Kyrgyzstan’s constitution limits the president’s formal role in government formation to the nomination of the party that seeks to form a ruling coalition, but the politics of Sariev’s appointment provides evidence that Kyrgyzstan’s president exercises a degree of patronage influence not normally associated with a head of state in a “parliamentary republic.” For example, after Prime Minister Otorbaev’s resignation, a leader of the ruling coalition in parliament, Felix Kulov, stated that “the coalition will only propose its [replacement] candidate with the approval of the President.”[v] In fact, both the formal and informal powers of Kyrgyzstan’s president suggest that the country has something closer to a semi-presidential rather than a parliamentary model of government.

Designed by a politician who was opposed to the strong presidencies characteristic of the post-communist world, the 2010 constitution sought to limit the accumulation of presidential power in two primary ways: by making the prime minister’s selection and survival dependent on the parliament and by preventing the creation of a pro-presidential “party of power” that could amass a supermajority capable of amending the constitution. The 2010 constitution’s unusual protections for the opposition included not only a restriction on the number of seats held by any single party–65 out of a total of 120 in the unicameral legislature–but also the allocation of the chairs of the Budget and Law and Order Committees to opposition parties.

The 2010 constitution left in place, however, many of the features of the previous semi-presidential order in Kyrgyzstan. Besides enjoying a direct popular mandate, the president of Kyrgyzstan continues to exercise direct control and appointment authority over the “power bloc” in the cabinet, which includes ministers and their deputies in the fields of defense and national security. An indication of the relative ranking of the offices of president and prime minister in Kyrgyzstan was the decision by an incumbent prime minister, Almazbek Atambaev, to run for the single six-year term as president in the fall of 2011 rather than remain as head of government. Thus, whereas the prime minister is traditionally the center of political gravity in a parliamentary system, in Kyrgyzstan the president continues to be the executive figure that exercises greater pull.

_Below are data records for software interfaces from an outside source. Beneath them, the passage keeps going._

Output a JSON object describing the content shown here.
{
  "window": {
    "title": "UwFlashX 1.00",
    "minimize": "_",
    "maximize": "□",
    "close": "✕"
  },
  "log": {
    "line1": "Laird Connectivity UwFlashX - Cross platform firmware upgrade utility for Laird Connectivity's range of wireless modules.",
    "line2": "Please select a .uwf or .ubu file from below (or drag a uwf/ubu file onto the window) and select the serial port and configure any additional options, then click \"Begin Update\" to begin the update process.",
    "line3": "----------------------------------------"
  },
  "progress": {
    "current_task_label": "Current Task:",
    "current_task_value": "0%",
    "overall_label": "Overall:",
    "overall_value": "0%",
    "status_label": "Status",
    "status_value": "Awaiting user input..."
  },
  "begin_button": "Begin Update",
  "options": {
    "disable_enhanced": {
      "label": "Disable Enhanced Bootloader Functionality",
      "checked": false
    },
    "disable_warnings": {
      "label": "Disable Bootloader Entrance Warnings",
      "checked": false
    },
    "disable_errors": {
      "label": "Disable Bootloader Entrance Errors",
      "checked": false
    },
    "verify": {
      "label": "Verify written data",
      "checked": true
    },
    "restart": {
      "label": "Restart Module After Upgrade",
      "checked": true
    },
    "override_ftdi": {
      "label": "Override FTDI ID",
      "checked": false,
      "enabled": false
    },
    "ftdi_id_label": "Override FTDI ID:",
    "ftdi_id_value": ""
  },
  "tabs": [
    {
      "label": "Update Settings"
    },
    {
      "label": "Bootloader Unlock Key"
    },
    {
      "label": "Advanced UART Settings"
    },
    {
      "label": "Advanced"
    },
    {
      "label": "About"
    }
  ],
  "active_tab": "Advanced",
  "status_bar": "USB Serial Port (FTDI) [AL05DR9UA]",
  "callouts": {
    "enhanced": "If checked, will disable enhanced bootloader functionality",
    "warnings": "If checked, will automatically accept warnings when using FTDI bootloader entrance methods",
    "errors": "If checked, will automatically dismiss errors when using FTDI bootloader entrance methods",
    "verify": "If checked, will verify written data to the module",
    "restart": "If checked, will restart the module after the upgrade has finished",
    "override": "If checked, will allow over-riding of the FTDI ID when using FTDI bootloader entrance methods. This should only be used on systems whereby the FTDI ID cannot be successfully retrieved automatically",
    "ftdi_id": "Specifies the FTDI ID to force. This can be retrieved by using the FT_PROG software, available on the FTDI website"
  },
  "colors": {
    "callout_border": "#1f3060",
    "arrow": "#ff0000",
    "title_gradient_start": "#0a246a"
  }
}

Notes

[i] Temir Sariev, Shakh kyrgyzskoi demokratii (Kyrgyz Democracy under Threat). Bishkek: Salam, 2008. Speaking to me in the summer of 2010, Sariev argued that even under favorable conditions it would take 15-20 years to develop genuine political parties in Kyrgyzstan. Interview with Temir Sariev, Bishkek, 20 July 2010.

[ii] Ak Shumkar received 2.6 percent of the votes of registered voters and 4.7 percent of those voting in the previous parliamentary election, in October 2010. Eugene Huskey and David Hill, “The 2010 Referendum and Parliamentary Elections in Kyrgyzstan,” Electoral Studies, vol. 30, no. 3 (2011). The recent shift of the threshold from five percent of registered voters to seven percent of actual voters seemed unlikely to increase Ak Shumkar’s chances of success in the October 2015 elections.

[iii] An indication of the punishing schedule facing the new prime minister was his comment on assuming office that government officials would be working weekends and holidays. Grigorii Mikhailov, “V Kirgizii–integratsionnyi shok” (The Shock of Integration in Kyrgyzstan), Nezavisimaia gazeta, 13 May 2015, p. 7. http://www.ng.ru/cis/2015-05-13/7_kirgizia.html

[iv] Accession documents for Kyrgyzstan’s entry into the Eurasian Economic Union were signed by the heads of state of member countries in Moscow on 8 May 2015, but formal admission awaits ratification by the parliaments of member states. Kyrgyzstan’s entry into the Union poses serious political, technical, and economic challenges for the country, which has been divided over the move.

[v] “Koalitsiia bol’shinstva predlozhit Atambaevu nazvat’ kandidata v prem’ery” (The Ruling Coalition invites Atambaev to name the candidate for Premier), Vechernyi Bishkek, 24 April 2015. http://www.vb.kg/doc/311246_koaliciia_bolshinstva_predlojit_atambaevy_nazvat_kandidata_v_premery.html